[Items from an interface collection]
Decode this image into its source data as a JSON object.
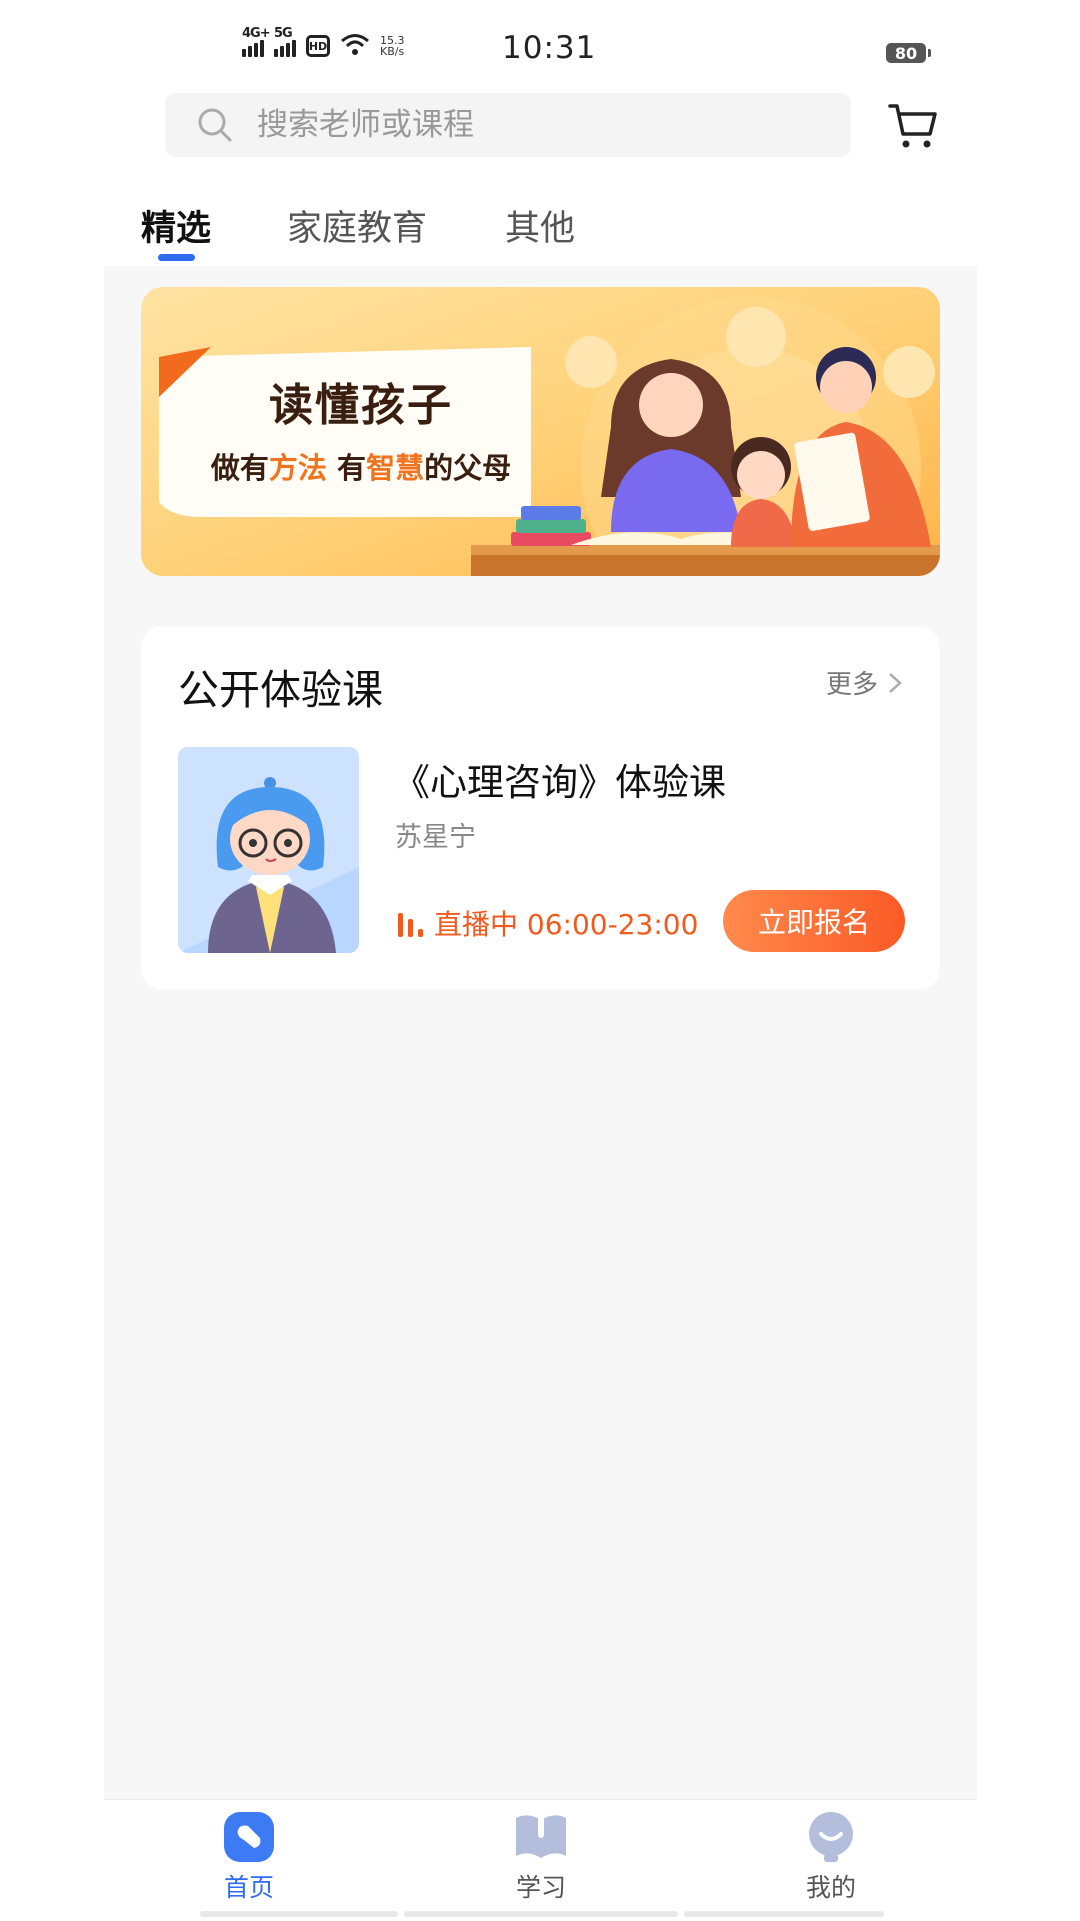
{
  "status_bar": {
    "network1": "4G+",
    "network2": "5G",
    "hd": "HD",
    "speed_value": "15.3",
    "speed_unit": "KB/s",
    "time": "10:31",
    "battery": "80"
  },
  "search": {
    "placeholder": "搜索老师或课程"
  },
  "tabs": [
    {
      "label": "精选",
      "active": true
    },
    {
      "label": "家庭教育",
      "active": false
    },
    {
      "label": "其他",
      "active": false
    }
  ],
  "banner": {
    "headline": "读懂孩子",
    "subline_1": "做有",
    "subline_2": "方法",
    "subline_3": "有",
    "subline_4": "智慧",
    "subline_5": "的父母"
  },
  "section": {
    "title": "公开体验课",
    "more_label": "更多"
  },
  "course": {
    "title": "《心理咨询》体验课",
    "teacher": "苏星宁",
    "live_text": "直播中 06:00-23:00",
    "button_label": "立即报名"
  },
  "bottom_nav": [
    {
      "label": "首页",
      "icon": "home-icon",
      "active": true
    },
    {
      "label": "学习",
      "icon": "book-icon",
      "active": false
    },
    {
      "label": "我的",
      "icon": "profile-icon",
      "active": false
    }
  ],
  "colors": {
    "accent": "#2f6bf0",
    "live": "#f05a1f",
    "button": "#fb5a26"
  }
}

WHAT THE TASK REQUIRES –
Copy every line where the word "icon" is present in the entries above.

RESPONSE TO THIS TASK –
      "icon": "home-icon",
      "icon": "book-icon",
      "icon": "profile-icon",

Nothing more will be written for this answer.